[Data about app and page elements]
*** Begin section ***

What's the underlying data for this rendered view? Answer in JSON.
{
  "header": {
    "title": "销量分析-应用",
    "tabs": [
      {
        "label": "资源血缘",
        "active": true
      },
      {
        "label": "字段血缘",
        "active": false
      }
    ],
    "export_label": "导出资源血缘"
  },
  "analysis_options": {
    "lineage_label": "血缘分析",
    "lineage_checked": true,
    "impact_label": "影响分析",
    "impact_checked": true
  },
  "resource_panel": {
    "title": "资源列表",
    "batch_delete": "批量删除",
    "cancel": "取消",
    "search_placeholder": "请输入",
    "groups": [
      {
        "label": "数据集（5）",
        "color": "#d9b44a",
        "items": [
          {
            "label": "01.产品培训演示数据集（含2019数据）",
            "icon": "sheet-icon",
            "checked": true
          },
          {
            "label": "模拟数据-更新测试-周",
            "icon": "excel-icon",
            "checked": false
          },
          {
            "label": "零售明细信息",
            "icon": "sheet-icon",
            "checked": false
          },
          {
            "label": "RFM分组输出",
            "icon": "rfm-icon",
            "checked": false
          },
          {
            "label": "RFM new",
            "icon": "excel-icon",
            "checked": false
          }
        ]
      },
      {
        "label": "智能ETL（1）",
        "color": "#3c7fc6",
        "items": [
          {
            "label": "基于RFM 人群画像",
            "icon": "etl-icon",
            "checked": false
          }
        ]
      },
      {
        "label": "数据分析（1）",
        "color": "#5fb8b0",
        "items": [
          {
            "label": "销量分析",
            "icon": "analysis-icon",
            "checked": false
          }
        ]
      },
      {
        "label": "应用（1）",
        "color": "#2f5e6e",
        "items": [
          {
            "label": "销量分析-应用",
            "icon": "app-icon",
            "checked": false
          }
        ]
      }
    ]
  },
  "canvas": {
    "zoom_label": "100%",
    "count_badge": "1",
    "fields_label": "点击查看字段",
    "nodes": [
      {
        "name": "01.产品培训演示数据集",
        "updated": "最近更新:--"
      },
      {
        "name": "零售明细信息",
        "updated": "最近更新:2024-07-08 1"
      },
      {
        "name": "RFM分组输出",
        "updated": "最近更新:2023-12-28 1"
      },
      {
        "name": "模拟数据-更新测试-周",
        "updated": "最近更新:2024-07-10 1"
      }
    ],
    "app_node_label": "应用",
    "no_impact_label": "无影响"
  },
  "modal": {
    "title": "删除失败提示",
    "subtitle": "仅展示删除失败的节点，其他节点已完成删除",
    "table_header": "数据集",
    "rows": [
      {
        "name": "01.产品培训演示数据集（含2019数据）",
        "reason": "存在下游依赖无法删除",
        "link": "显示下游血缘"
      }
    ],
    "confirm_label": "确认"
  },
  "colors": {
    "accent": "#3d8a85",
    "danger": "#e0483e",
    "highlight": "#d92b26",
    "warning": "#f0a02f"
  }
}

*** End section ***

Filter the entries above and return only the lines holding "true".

# Exercise answer
        "active": true
    "lineage_checked": true,
    "impact_checked": true
            "checked": true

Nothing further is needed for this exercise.